Critical Thinking Skills + Reading Nutrition "News" = Success

I don't have a terribly long post for you today, dear readers, since it is Friday (and the first Friday back from the holidays so I imagine the week was a rough.)

We're all aware of the sensational, attention-grabbing headlines that are flashed before our eyes on a weekly basis either demonizing a food (Eggs! The silent killer...) or elevating a food to divine-miracle status (Eat this food to cure everything, including Mad Cow!). 

This drives me absolutely bonkers. (<-- post that expresses my ire.)

Opinions aside, Examine.com had a link on their website to a review article that uncovered nutrition "research" from the 1960s and 70s that started the "low-fat" craze. The main thrust behind the low-fat era was that fat caused coronary heart disease and it was bad, bad, bad, and everyone who wanted to stay healthy should eat a diet low in fat. 

Well, low-fat foods are generally not-very-tasty foods (at least not the manufactured kind) so food makers had to inject things like sugar and other fun things to make food actually palatable to normal human beings. 

Guess who funded the initial research? 

The Sugar Research Foundation. 

Yup... that happened. 

NPR also had a story about it, which you can read here

The point of this post isn't to point out the danger of sugar- it's not when you eat it in moderation in the context of an overall vegetable-rich diet- but to encourage and remind you to read news stories and even research with a critical, skeptical mind-set. If possible, dig a little bit more and see if you can find who funds the various studies that are trumpeted and touted by media outlets.
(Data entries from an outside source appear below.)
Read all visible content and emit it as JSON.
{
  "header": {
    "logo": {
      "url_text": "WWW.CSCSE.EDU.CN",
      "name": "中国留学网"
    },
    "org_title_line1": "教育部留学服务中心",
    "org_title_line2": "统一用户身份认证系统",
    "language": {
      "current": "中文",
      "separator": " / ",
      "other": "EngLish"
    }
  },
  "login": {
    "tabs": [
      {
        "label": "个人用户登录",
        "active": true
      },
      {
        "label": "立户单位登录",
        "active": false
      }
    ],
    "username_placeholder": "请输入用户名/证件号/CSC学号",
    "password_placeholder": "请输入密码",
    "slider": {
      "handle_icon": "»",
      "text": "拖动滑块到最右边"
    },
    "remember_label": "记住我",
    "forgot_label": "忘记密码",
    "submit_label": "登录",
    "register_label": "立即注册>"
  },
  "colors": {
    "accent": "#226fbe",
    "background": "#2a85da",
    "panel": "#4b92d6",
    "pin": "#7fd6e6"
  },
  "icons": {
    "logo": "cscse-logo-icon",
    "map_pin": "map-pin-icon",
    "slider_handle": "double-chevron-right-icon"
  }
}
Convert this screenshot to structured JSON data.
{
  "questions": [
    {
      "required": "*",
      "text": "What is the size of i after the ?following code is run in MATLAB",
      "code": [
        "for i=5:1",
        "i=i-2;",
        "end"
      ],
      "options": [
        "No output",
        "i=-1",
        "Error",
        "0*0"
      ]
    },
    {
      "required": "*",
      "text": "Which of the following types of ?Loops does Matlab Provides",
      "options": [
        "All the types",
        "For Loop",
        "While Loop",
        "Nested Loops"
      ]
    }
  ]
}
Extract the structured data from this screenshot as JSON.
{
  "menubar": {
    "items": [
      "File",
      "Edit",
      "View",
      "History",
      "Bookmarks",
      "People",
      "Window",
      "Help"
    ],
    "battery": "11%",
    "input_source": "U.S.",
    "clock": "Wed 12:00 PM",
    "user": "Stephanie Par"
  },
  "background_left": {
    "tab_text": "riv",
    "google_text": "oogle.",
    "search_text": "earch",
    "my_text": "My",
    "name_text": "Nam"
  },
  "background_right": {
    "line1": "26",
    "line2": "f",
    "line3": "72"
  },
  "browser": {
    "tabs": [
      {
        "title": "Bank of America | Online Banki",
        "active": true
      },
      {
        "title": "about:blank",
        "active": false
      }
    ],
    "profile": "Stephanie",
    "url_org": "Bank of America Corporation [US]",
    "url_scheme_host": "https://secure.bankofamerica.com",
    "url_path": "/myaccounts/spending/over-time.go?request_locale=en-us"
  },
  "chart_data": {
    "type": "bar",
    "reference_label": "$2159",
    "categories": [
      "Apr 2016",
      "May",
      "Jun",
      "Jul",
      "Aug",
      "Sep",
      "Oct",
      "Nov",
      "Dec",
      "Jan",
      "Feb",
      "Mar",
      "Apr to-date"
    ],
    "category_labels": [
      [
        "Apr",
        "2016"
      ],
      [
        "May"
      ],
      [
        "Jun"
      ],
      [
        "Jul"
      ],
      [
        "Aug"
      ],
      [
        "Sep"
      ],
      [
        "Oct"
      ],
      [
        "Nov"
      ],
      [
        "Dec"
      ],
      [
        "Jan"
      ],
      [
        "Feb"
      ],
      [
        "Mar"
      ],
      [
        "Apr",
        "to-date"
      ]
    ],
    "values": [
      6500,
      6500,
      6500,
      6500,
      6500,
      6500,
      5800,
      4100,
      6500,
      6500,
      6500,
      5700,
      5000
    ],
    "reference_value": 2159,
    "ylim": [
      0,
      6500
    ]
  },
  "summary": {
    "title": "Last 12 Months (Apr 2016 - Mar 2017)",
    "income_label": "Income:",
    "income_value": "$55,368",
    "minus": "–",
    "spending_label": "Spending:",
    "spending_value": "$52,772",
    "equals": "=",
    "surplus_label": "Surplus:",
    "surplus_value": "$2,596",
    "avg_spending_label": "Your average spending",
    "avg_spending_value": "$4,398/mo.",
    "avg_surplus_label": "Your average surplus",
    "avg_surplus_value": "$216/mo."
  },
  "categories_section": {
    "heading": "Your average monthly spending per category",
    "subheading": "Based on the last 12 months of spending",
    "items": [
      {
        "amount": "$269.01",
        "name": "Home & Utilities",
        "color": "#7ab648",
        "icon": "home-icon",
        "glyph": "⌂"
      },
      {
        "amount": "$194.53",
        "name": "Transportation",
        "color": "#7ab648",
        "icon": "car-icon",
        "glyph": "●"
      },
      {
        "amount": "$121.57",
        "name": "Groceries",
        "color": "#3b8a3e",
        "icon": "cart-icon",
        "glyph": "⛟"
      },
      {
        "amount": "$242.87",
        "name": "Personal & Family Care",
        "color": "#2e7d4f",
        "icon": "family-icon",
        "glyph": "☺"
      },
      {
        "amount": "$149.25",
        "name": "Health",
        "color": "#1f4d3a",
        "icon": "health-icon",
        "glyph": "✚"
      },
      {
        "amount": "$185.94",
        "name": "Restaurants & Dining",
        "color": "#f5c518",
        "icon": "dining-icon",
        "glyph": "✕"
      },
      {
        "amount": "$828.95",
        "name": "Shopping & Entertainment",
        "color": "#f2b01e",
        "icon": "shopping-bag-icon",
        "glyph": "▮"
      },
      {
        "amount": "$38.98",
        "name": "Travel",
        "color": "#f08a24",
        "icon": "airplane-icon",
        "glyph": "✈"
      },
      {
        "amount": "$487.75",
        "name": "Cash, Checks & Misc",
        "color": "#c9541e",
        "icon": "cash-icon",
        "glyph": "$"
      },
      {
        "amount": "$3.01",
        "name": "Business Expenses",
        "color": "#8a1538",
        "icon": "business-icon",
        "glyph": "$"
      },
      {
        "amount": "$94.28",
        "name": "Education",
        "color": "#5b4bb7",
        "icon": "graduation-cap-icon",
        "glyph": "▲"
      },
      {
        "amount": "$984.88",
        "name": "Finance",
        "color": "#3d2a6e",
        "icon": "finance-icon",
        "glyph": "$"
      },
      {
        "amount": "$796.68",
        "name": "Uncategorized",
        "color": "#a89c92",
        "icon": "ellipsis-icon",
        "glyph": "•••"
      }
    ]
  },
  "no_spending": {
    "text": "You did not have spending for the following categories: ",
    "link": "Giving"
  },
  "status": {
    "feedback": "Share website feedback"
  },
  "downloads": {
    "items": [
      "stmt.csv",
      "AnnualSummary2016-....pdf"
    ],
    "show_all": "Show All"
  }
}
You might be less surprised at the conclusions put forth by such studies... 

 from makeameme.org

from makeameme.org